We also hear of the older states of the Kurus and the Panchalas which were situated in western UP, but they no longer enjoyed the political significance they had attained in the later Vedic period. In central Malwa and the adjoining parts of MP lay the state of Avanti. It was divided into two parts, the northern part with its capital at Ujjain, and the southern part at Mahishamati. Both these towns became fairly important from the fifth century BC onwards, though eventually Ujjain surpassed Mahishamati. It developed large-scale working in iron and erected strong fortifications.
The political history of India from the sixth century BC onwards was one of struggles among these states for supremacy. Eventually the kingdom of Magadha emerged as the most powerful and founded an empire. In the north-west, Gandhara and Kamboja were important mahajanapadas. Kamboja is called a janapada in Panini and a mahajanapada in the Pali texts.

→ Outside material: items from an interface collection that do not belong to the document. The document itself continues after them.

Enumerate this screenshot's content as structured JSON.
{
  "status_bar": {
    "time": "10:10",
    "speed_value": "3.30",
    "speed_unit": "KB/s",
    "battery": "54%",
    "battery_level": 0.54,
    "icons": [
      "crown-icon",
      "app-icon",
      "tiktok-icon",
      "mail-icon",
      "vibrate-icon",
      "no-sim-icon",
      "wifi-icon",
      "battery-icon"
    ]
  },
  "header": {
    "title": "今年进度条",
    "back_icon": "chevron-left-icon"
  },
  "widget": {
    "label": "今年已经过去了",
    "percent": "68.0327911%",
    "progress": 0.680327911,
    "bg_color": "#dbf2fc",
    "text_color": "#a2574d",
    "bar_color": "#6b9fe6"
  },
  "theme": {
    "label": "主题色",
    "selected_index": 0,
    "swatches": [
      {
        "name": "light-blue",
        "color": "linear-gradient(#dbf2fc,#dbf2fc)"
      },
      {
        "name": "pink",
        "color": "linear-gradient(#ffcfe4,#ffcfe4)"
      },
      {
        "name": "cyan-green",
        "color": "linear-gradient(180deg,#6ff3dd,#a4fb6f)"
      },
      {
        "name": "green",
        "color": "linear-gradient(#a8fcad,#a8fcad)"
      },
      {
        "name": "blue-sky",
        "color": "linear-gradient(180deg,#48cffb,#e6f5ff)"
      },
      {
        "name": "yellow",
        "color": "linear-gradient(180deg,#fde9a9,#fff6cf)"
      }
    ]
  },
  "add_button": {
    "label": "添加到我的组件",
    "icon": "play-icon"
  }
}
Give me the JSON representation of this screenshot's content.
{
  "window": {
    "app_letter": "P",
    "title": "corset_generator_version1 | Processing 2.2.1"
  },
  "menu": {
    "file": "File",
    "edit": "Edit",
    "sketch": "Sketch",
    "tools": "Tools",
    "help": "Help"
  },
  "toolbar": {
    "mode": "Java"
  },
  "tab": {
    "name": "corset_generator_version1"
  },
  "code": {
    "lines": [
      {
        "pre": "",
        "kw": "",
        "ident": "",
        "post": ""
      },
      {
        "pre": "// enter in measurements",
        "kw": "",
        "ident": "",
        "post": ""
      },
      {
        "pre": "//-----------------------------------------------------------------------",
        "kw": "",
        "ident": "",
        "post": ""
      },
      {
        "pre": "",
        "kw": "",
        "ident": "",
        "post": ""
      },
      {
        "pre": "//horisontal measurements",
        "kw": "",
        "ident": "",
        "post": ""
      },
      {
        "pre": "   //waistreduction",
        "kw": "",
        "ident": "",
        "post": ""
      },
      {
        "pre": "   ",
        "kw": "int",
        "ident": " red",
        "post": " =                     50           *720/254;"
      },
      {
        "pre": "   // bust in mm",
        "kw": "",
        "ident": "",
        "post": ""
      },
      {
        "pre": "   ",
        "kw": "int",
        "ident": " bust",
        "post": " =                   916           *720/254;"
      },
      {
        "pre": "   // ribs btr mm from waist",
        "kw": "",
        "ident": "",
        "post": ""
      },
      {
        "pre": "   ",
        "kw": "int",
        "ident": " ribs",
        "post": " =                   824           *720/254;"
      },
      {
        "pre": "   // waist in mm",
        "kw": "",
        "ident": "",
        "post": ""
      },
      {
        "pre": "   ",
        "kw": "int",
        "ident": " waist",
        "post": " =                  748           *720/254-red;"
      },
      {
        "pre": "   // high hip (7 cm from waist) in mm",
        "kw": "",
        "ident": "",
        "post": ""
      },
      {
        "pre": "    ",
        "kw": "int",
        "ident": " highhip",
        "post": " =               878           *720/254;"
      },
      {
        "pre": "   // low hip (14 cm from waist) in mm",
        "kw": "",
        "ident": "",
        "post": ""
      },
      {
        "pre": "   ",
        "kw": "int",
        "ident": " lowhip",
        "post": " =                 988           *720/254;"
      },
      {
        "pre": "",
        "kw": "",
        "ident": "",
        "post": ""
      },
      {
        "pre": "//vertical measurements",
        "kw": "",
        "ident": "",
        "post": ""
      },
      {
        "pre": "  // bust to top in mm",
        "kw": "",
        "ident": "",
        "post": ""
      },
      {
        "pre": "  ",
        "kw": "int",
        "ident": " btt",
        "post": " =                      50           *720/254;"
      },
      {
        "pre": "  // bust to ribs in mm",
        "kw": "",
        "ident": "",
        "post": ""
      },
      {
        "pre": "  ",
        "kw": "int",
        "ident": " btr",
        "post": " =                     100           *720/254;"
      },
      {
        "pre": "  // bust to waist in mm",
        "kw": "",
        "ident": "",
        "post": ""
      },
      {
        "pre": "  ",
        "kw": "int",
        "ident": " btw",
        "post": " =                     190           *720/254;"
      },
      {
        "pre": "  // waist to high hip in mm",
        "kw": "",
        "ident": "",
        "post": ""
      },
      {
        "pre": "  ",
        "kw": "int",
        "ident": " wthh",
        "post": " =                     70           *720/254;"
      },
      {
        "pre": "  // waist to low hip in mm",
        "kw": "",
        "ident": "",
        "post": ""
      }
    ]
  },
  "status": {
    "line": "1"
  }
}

It was located in Central Asia in the Pamir area which largely covered modern Tajikistan. In Tajikistan, the remains ofa horse, chariots and spoked wheels, cremation, and svastika, which are associated with the Indo-Aryan speakers dating to between 1500 and 1000 BC, have been found. Around 500 BC, both Sanskrit and Pali were spoken in Kamboja, which was connected with Pataliputra by the uttarapatha.